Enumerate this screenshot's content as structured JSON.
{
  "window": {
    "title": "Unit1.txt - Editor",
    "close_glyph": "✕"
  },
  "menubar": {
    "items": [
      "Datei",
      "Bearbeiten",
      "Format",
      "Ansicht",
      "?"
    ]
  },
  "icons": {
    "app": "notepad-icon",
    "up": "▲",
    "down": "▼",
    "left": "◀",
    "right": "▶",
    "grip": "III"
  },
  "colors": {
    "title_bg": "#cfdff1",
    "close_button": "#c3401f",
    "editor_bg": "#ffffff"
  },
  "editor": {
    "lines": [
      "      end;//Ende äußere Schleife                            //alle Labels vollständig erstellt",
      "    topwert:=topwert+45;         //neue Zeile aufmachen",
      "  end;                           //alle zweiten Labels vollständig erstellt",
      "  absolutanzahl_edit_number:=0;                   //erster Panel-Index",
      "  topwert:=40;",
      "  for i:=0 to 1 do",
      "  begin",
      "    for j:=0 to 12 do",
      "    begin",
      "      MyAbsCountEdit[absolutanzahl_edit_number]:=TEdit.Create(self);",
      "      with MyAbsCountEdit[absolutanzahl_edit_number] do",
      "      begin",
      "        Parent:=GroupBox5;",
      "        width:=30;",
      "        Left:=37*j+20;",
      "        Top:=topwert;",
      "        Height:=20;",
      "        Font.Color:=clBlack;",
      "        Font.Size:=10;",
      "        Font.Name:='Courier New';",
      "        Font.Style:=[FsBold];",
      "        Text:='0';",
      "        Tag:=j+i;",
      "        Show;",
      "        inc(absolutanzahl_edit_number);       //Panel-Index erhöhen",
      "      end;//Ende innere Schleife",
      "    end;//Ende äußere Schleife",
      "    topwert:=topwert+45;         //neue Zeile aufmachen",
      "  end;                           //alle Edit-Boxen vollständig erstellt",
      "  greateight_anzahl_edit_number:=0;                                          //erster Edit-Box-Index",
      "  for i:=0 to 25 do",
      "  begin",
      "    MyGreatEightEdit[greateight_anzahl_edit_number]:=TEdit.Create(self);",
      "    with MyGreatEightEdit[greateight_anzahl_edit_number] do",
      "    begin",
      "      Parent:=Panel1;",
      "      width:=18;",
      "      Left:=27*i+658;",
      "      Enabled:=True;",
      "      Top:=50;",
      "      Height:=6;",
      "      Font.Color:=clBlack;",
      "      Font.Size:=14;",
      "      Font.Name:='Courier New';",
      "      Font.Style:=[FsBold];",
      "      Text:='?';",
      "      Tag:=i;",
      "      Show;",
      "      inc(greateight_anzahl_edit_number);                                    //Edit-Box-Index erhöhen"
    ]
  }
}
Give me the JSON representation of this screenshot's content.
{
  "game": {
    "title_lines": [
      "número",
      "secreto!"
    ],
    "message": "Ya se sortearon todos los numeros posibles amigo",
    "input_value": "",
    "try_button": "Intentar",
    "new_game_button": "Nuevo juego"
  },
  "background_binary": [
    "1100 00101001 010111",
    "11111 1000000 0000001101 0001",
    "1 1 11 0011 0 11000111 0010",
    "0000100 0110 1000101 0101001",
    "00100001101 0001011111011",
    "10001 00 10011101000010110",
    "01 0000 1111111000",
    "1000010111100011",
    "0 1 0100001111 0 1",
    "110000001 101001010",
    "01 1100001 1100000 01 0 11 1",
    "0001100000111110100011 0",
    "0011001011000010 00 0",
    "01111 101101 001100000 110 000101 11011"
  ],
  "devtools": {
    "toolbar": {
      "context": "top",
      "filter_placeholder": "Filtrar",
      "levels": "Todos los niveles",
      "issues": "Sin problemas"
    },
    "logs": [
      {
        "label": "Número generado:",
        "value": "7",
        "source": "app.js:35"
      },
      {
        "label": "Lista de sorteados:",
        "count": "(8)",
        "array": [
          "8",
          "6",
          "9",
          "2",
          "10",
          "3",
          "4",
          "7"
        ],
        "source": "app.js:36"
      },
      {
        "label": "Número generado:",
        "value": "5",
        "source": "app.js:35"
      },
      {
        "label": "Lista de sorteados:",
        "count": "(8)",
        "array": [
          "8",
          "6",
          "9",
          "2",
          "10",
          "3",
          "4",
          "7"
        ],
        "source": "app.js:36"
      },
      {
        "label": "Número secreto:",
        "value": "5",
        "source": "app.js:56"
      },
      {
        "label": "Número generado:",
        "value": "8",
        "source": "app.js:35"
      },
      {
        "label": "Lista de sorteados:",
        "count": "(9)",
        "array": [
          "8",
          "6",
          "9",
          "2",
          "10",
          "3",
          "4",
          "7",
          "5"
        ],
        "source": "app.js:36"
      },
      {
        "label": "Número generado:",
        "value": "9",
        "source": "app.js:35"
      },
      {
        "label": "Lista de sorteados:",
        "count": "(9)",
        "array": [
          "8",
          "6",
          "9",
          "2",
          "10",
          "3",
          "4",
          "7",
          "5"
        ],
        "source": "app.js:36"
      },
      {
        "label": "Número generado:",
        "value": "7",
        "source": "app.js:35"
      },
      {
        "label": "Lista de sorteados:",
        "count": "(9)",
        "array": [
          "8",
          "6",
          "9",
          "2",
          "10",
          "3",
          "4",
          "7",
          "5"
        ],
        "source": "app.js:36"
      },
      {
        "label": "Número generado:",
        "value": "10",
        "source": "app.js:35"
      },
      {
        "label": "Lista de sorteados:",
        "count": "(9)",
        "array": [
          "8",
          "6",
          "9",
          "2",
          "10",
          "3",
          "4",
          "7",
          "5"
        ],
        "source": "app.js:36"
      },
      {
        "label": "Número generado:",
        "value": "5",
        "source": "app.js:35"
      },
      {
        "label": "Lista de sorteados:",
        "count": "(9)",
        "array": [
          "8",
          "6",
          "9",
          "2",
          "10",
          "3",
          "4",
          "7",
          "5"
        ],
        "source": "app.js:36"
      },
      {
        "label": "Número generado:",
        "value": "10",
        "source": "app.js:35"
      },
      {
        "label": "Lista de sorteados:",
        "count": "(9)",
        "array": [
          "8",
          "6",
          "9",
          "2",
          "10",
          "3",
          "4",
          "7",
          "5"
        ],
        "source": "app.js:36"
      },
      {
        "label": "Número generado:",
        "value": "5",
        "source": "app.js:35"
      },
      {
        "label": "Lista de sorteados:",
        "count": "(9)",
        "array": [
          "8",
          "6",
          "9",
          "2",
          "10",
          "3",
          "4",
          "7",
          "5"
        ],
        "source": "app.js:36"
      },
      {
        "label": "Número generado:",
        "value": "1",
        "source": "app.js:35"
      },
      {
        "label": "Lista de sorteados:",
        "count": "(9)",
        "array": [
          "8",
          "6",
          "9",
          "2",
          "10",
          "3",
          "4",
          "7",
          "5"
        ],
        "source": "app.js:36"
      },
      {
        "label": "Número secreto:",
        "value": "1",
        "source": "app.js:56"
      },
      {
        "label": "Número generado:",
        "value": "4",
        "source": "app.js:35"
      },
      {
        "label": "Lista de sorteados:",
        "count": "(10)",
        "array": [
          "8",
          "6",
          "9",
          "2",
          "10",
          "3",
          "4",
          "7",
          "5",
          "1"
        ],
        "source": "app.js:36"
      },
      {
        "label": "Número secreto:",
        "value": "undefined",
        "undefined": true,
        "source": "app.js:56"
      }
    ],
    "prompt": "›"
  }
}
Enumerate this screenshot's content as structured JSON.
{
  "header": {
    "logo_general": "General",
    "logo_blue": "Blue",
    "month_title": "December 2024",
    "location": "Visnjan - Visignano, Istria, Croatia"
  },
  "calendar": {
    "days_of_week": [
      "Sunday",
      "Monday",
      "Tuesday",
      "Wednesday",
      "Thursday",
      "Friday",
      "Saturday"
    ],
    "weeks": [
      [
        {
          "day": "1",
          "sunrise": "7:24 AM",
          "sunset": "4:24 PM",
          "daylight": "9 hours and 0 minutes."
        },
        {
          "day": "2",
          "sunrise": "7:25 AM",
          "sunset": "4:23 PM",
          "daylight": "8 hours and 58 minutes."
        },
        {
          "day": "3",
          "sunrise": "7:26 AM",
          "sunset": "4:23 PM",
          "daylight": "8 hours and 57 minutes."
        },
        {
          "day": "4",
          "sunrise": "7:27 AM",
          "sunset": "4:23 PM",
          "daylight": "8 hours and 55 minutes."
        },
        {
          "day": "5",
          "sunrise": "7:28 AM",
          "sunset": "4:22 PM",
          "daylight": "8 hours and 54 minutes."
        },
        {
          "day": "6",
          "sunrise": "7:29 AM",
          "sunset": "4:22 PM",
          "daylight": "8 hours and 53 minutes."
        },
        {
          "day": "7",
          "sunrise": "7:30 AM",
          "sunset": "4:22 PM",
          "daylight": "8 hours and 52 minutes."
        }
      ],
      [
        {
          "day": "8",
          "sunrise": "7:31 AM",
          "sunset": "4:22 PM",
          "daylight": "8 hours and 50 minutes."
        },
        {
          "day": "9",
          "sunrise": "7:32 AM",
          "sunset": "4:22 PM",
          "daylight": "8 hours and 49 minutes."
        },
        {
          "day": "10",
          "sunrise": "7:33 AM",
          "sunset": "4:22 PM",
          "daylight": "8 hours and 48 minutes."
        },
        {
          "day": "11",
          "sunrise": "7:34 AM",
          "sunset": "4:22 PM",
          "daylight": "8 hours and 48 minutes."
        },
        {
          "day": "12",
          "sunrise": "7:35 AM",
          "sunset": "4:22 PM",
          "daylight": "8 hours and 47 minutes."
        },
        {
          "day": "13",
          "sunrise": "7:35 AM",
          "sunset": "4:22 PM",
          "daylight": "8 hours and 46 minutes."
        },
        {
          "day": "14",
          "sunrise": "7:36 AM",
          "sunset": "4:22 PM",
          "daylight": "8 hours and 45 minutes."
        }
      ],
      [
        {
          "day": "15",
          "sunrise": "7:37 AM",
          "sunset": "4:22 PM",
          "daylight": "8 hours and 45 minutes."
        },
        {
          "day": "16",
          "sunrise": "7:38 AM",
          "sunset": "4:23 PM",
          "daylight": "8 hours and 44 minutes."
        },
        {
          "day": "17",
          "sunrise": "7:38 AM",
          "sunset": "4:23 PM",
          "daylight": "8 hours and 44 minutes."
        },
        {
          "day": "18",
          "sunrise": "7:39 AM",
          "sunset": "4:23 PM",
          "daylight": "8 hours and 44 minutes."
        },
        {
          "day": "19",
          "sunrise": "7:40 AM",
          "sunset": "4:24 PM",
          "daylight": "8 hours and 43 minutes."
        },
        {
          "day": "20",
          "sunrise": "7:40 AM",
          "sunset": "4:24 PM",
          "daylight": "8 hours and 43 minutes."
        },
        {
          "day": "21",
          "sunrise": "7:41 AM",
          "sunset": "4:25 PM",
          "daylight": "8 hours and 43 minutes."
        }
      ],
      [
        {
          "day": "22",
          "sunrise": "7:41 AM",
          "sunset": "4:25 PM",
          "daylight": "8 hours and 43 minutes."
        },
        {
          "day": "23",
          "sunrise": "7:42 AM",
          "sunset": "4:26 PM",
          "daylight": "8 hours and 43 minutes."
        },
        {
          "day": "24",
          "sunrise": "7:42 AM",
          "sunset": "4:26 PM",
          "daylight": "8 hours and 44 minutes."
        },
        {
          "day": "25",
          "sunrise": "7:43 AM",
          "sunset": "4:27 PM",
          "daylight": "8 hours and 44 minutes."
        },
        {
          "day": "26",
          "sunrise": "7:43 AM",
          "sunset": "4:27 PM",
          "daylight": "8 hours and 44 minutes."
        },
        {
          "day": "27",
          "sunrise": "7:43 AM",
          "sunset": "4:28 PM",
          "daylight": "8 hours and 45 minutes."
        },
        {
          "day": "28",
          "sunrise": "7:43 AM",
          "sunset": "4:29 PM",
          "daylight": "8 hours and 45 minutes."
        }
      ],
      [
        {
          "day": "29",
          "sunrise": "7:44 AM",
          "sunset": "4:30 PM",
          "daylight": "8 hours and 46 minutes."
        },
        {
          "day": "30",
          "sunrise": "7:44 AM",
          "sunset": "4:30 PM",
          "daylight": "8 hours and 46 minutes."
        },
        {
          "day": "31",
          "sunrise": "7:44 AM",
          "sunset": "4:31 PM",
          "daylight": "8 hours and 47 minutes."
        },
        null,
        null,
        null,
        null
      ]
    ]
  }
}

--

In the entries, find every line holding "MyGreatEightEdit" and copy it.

◆ Written answer
      "    MyGreatEightEdit[greateight_anzahl_edit_number]:=TEdit.Create(self);",
      "    with MyGreatEightEdit[greateight_anzahl_edit_number] do",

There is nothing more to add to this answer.